Web page and app entries:
* * * *

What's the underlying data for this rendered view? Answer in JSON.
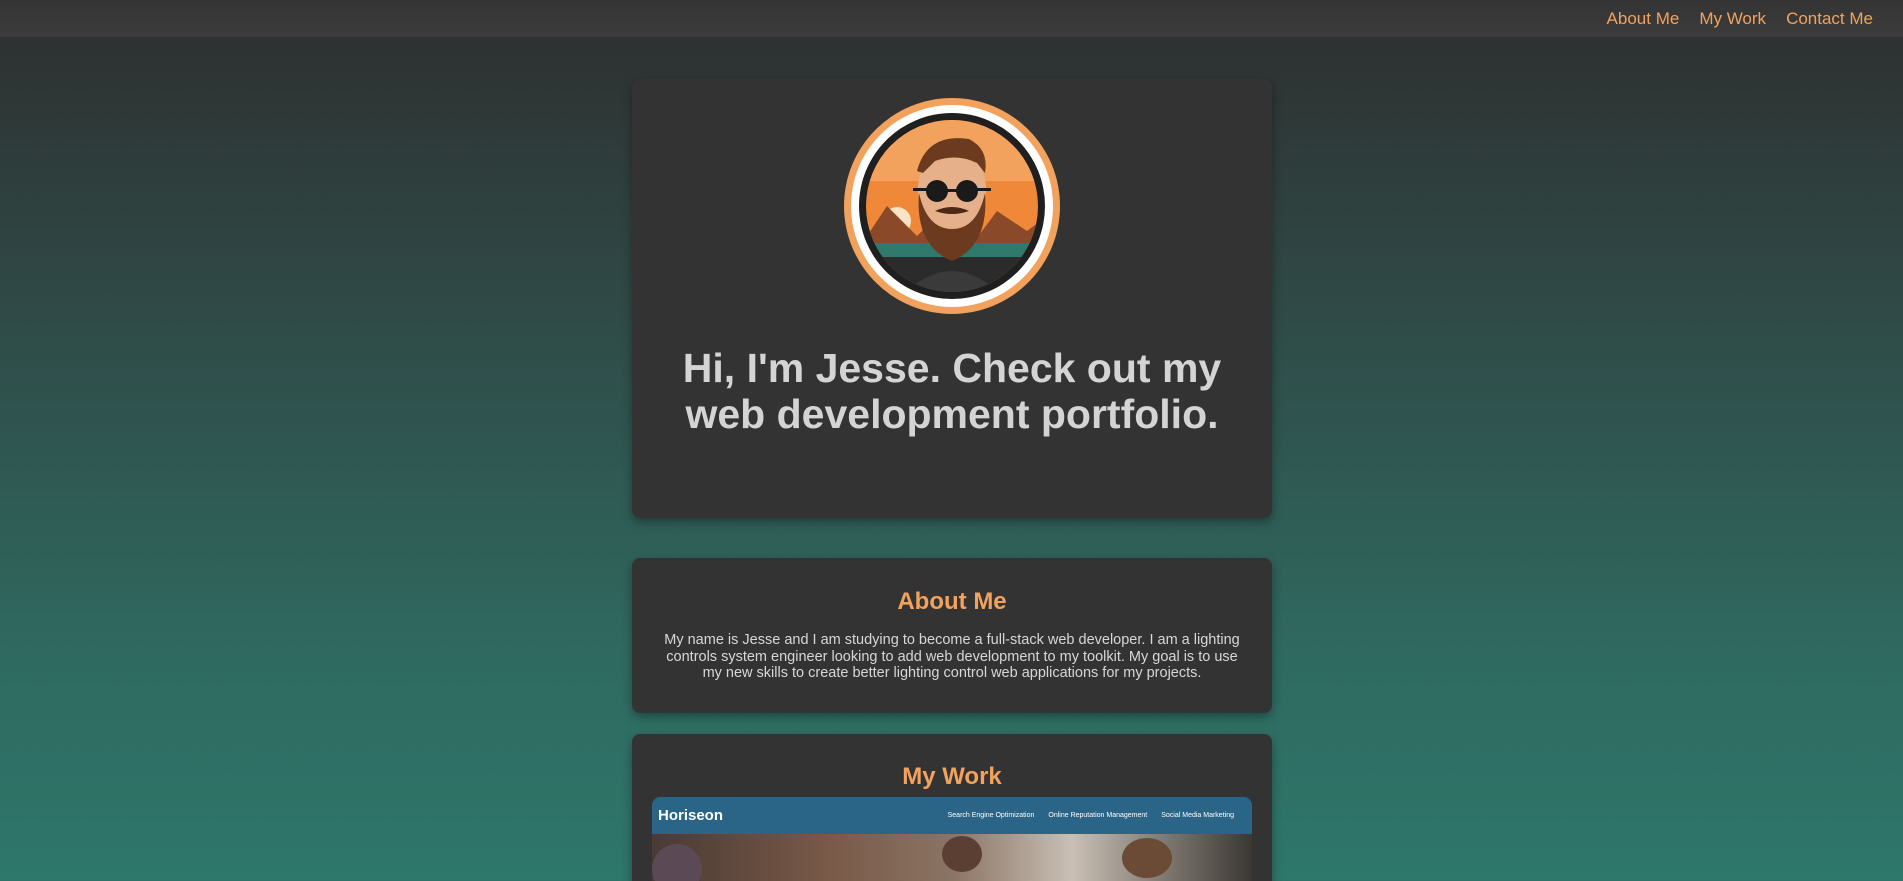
{
  "nav": {
    "items": [
      {
        "label": "About Me"
      },
      {
        "label": "My Work"
      },
      {
        "label": "Contact Me"
      }
    ]
  },
  "hero": {
    "avatar_icon": "bearded-man-avatar",
    "title": "Hi, I'm Jesse. Check out my web development portfolio."
  },
  "about": {
    "title": "About Me",
    "text": "My name is Jesse and I am studying to become a full-stack web developer. I am a lighting controls system engineer looking to add web development to my toolkit. My goal is to use my new skills to create better lighting control web applications for my projects."
  },
  "work": {
    "title": "My Work",
    "project": {
      "brand": "Horiseon",
      "nav": [
        "Search Engine Optimization",
        "Online Reputation Management",
        "Social Media Marketing"
      ]
    }
  },
  "colors": {
    "accent": "#f2a25c",
    "card": "#333333",
    "project_header": "#2a6486"
  }
}
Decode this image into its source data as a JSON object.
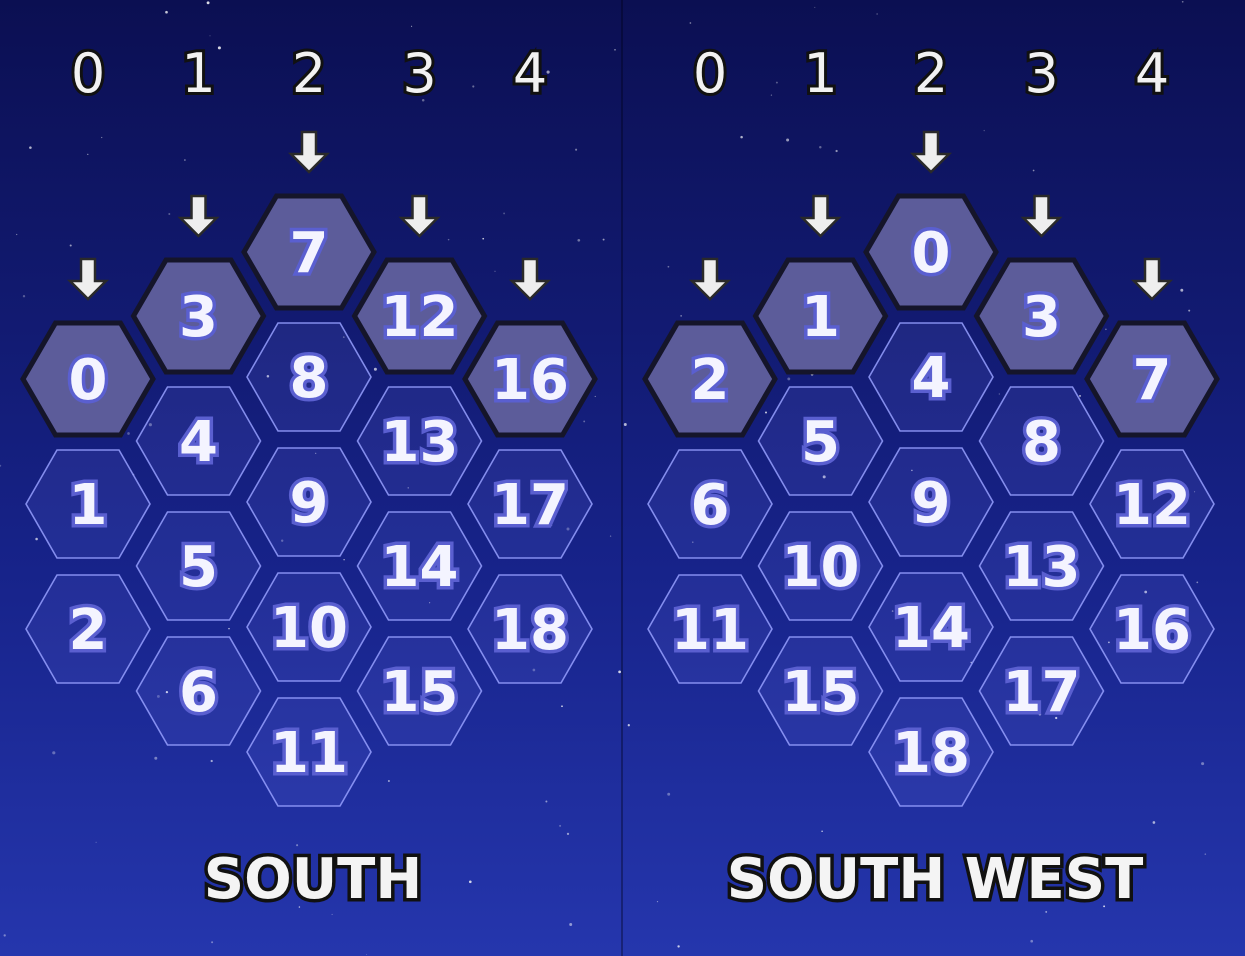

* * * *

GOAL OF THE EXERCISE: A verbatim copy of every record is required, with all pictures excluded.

RESPONSE:
What's the underlying data for this rendered view? Answer in JSON.
{
  "nav": {
    "items": [
      {
        "label": "About Me"
      },
      {
        "label": "My Work"
      },
      {
        "label": "Contact Me"
      }
    ]
  },
  "hero": {
    "avatar_icon": "bearded-man-avatar",
    "title": "Hi, I'm Jesse. Check out my web development portfolio."
  },
  "about": {
    "title": "About Me",
    "text": "My name is Jesse and I am studying to become a full-stack web developer. I am a lighting controls system engineer looking to add web development to my toolkit. My goal is to use my new skills to create better lighting control web applications for my projects."
  },
  "work": {
    "title": "My Work",
    "project": {
      "brand": "Horiseon",
      "nav": [
        "Search Engine Optimization",
        "Online Reputation Management",
        "Social Media Marketing"
      ]
    }
  },
  "colors": {
    "accent": "#f2a25c",
    "card": "#333333",
    "project_header": "#2a6486"
  }
}
Decode this image into its source data as a JSON object.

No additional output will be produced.